Potty training a newborn? It’s a thing!
Elimination Communication is an early potty training method, which begins at birth and involves offering the child a potty when parents notice signs and signals that they may need to go.
Top Hat Potty is one of the most well known products to work to encourage this. The idea is that the care-tacker holds the baby over the Top Hat Potty and helps with aim (it’s designed for ages 0-12). Many parents using this method, however, will use a traditional toilet. Elimination communication is ideally started at birth, but the window is 0-4 months, though in theory it can be started at any time.
As the name suggests, the focus here is on communication between the parents and child. I don’t know about you, but there was very little communication with my son in the 0-4 months. I knew that when he was screaming he was either hungry, tired or needed a nappy change, but the only time I knew he was peeing was when he was peeing on me. #2 was more obvious since a lot of grunting was involved and there was a smell, but by the time I realized… it was already happening! There would have been no possible moving to the toilet.
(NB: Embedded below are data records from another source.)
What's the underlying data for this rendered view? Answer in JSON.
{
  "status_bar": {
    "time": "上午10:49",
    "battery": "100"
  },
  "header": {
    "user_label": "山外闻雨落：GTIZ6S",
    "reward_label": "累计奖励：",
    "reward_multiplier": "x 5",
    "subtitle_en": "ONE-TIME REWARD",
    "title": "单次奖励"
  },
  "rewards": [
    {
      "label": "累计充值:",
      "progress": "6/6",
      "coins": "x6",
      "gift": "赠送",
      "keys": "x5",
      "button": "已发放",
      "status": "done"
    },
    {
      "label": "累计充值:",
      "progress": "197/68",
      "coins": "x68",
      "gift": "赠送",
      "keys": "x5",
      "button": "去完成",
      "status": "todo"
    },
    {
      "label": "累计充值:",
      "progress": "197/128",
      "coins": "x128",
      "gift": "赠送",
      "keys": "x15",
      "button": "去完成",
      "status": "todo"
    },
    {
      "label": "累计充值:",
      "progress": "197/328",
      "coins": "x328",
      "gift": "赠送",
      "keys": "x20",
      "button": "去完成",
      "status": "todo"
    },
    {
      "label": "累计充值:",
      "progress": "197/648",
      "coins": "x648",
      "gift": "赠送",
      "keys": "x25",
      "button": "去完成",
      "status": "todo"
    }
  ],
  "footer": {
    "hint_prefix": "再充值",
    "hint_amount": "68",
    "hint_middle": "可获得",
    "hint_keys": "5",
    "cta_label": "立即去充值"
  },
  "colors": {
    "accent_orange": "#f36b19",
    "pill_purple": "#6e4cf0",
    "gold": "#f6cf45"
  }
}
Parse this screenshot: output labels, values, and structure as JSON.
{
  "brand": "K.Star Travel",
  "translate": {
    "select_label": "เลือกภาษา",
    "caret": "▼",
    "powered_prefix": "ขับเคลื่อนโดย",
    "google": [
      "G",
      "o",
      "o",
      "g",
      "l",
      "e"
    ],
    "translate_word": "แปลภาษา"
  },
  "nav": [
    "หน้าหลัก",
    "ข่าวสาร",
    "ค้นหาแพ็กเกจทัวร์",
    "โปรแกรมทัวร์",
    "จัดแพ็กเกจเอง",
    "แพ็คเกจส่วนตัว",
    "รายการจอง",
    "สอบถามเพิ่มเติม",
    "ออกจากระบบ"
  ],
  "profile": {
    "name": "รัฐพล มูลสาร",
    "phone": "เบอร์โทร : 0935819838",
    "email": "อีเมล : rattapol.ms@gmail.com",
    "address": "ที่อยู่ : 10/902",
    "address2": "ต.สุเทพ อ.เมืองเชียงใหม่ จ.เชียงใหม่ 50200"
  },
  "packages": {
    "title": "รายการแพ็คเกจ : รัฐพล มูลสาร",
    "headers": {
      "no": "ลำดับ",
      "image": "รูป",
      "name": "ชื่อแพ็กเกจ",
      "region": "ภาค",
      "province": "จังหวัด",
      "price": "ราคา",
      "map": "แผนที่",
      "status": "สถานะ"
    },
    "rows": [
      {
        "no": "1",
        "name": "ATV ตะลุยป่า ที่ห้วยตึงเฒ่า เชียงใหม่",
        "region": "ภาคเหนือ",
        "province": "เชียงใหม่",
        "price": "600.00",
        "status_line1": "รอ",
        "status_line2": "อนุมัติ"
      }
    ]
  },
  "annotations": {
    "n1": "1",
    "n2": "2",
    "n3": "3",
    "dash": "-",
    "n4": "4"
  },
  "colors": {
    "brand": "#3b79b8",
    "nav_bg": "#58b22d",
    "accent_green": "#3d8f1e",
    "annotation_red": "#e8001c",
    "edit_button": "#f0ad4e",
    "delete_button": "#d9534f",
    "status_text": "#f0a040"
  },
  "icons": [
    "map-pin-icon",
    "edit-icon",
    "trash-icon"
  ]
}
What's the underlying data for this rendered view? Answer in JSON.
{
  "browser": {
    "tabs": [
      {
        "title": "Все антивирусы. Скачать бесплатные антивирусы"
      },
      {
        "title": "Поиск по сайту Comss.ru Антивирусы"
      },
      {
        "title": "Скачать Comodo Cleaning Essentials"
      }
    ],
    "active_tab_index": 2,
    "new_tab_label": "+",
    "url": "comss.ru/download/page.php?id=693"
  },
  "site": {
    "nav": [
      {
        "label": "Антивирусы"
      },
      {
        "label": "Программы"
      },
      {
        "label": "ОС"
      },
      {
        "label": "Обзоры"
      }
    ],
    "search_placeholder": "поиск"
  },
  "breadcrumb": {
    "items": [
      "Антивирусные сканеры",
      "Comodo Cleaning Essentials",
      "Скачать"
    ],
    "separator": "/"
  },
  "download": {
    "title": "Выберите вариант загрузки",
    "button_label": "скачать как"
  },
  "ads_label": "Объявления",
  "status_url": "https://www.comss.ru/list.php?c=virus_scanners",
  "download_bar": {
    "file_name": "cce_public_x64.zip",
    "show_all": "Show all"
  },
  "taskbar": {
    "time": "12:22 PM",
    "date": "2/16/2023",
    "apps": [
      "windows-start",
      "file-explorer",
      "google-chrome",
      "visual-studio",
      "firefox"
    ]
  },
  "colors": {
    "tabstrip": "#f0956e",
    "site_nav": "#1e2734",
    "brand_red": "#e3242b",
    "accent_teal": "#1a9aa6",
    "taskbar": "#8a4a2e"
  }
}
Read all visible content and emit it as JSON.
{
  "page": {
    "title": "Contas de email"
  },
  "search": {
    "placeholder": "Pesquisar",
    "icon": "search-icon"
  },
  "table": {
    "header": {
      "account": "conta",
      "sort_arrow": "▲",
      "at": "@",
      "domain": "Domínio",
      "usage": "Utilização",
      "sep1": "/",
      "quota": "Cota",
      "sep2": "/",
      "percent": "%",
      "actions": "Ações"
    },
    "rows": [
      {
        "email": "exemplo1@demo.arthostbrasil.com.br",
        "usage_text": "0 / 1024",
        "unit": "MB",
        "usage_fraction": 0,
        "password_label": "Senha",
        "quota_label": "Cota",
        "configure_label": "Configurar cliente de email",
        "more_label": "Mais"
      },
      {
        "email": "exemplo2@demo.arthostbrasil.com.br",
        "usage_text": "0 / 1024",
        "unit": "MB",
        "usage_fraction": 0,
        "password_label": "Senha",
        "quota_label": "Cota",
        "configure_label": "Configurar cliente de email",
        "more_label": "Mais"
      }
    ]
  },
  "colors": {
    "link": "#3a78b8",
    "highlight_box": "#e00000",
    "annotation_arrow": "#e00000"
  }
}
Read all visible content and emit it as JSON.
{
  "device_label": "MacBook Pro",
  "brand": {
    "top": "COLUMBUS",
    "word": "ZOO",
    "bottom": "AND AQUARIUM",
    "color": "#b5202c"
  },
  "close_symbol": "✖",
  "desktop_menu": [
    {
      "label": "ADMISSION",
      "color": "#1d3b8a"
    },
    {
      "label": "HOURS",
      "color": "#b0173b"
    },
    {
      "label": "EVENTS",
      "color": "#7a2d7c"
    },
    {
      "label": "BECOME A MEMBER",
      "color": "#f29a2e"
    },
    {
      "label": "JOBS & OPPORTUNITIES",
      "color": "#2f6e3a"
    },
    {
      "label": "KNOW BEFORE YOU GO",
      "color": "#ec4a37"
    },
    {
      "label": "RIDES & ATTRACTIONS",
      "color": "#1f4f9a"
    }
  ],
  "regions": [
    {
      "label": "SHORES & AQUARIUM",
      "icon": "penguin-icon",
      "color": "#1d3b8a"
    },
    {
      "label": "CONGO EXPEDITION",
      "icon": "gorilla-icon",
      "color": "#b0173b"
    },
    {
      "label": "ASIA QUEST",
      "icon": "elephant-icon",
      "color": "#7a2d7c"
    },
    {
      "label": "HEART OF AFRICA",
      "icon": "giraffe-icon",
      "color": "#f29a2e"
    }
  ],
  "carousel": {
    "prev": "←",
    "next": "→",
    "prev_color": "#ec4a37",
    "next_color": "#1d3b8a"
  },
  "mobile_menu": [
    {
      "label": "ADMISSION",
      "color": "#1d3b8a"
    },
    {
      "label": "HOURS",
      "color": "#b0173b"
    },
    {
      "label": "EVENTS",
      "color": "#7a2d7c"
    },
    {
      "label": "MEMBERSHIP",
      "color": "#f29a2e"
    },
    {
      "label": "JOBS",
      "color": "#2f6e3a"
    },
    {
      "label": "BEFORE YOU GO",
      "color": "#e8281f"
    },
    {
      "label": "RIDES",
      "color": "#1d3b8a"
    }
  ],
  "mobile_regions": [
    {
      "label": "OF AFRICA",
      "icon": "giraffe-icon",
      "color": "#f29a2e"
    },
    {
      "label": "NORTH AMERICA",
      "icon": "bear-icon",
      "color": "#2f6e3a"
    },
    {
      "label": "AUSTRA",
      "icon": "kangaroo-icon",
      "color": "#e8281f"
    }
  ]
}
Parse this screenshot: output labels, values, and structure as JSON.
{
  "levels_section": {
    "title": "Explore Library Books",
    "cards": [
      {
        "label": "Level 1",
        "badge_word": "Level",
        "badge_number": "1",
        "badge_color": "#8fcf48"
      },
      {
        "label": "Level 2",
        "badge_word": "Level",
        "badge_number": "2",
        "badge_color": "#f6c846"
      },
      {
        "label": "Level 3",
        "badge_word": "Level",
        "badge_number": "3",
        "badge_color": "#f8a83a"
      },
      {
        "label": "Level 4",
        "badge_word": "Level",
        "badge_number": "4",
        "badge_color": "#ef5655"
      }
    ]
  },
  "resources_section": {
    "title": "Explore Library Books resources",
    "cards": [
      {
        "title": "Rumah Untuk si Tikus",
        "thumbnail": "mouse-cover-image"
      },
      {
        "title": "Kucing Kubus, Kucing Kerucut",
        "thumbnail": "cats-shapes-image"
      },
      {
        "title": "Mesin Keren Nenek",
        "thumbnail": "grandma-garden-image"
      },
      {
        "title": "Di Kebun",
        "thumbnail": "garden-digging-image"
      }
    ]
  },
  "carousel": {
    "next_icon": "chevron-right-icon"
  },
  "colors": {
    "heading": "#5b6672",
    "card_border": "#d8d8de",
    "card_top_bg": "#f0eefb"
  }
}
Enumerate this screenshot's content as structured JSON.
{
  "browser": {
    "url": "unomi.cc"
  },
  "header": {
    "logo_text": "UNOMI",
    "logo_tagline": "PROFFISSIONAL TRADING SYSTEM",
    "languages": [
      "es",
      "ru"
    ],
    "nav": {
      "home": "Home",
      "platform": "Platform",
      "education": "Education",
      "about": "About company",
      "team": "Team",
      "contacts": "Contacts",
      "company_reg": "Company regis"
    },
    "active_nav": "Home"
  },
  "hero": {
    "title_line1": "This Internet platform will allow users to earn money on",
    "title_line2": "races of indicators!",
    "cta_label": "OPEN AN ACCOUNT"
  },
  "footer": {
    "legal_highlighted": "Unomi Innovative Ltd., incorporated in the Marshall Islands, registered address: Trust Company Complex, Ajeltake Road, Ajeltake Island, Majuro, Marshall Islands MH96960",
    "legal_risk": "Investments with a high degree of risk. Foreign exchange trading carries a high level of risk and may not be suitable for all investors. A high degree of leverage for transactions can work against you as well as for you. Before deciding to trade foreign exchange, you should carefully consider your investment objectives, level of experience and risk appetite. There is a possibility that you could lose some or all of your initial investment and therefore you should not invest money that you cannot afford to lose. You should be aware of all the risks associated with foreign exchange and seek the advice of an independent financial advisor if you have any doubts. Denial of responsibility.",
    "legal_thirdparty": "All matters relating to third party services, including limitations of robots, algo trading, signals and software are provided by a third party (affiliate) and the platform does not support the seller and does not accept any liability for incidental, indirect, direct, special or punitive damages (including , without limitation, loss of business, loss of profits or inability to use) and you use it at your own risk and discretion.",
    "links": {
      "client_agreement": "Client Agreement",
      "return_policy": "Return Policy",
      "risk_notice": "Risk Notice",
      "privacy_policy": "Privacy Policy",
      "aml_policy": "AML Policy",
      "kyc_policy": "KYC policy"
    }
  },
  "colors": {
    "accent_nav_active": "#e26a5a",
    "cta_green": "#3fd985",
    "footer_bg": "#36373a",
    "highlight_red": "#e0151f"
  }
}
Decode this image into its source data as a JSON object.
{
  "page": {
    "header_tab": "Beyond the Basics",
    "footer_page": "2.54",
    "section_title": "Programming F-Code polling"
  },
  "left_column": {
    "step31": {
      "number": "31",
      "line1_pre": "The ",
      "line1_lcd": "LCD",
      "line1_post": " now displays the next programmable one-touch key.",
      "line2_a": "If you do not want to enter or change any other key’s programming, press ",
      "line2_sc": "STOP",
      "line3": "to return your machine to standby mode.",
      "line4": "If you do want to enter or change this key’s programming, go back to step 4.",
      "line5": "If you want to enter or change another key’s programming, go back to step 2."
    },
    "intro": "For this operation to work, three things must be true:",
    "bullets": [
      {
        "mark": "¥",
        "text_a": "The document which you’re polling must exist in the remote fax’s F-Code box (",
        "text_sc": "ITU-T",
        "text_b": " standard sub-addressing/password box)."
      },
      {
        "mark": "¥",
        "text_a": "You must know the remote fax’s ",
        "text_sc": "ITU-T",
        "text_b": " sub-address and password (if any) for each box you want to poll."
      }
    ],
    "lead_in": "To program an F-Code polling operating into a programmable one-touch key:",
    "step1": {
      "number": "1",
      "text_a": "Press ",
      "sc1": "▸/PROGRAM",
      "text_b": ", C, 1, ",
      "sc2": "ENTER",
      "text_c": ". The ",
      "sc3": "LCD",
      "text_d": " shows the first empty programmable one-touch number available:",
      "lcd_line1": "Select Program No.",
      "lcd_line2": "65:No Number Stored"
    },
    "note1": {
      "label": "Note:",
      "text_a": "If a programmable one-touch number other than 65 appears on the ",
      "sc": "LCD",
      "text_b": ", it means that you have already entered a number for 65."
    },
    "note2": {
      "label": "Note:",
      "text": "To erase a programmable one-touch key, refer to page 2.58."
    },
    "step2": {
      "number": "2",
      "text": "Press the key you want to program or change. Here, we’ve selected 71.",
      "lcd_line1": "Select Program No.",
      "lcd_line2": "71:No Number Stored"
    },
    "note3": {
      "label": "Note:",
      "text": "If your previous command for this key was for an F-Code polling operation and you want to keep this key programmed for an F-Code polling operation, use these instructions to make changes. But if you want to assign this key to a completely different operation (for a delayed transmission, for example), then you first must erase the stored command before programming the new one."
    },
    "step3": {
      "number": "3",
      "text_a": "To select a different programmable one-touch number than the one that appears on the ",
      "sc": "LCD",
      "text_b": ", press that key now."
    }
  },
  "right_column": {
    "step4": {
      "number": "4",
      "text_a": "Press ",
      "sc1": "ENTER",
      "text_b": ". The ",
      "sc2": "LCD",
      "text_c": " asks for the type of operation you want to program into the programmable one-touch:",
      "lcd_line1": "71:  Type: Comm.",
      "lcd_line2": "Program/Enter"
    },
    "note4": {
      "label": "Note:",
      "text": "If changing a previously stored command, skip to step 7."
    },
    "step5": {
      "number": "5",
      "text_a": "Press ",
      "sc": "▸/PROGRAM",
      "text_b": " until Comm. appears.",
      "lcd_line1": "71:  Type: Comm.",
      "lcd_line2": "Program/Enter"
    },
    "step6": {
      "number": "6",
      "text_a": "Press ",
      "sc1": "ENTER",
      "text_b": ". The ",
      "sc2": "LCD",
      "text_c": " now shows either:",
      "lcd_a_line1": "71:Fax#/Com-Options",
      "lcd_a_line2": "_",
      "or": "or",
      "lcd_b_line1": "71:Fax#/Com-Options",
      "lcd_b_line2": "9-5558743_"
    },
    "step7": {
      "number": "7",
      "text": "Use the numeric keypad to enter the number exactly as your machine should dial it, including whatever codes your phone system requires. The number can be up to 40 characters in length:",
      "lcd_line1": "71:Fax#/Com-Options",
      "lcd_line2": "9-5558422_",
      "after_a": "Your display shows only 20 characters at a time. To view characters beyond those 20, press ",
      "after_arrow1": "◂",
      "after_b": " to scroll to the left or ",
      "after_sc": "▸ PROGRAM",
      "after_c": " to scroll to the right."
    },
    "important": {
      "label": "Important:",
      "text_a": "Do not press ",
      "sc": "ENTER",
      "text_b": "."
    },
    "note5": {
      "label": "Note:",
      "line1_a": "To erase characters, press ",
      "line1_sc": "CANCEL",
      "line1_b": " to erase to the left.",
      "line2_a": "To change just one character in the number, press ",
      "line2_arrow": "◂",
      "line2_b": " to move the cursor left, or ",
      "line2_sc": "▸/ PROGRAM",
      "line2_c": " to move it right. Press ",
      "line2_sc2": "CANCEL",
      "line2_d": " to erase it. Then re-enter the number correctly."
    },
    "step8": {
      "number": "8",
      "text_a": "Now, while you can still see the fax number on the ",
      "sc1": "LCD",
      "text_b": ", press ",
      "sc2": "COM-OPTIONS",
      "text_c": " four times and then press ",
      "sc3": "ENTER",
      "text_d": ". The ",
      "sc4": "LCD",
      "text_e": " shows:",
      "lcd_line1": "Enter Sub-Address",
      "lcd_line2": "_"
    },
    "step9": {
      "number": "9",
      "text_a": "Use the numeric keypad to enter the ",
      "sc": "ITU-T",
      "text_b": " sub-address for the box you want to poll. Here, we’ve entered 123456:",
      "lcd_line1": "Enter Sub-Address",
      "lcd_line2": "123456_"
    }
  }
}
In non-industrialized societies elimination communication type potty training is the norm and while there may (or may not…) be truth to the idea that babies are born with an awareness of their need to pee/poop and an instinct not to soil themselves, I can only imagine this being a very stressful undertaking.
What does the research say?
More or less that it’s a lot of work with not much reward. Most of the research we have today says that children aren’t developmentally ready for potty training till after 18 months. As far as consistency with going to the bathroom, whether you start at 0 months or 18, most children won’t be “potty trained” till they’re 2-3 years old.
Bottom line: Avoiding soiled nappys and improving communication between caregiver and child are wonderful and worthy goals, but don’t put your expectations too high if you’re attempting elimination communication.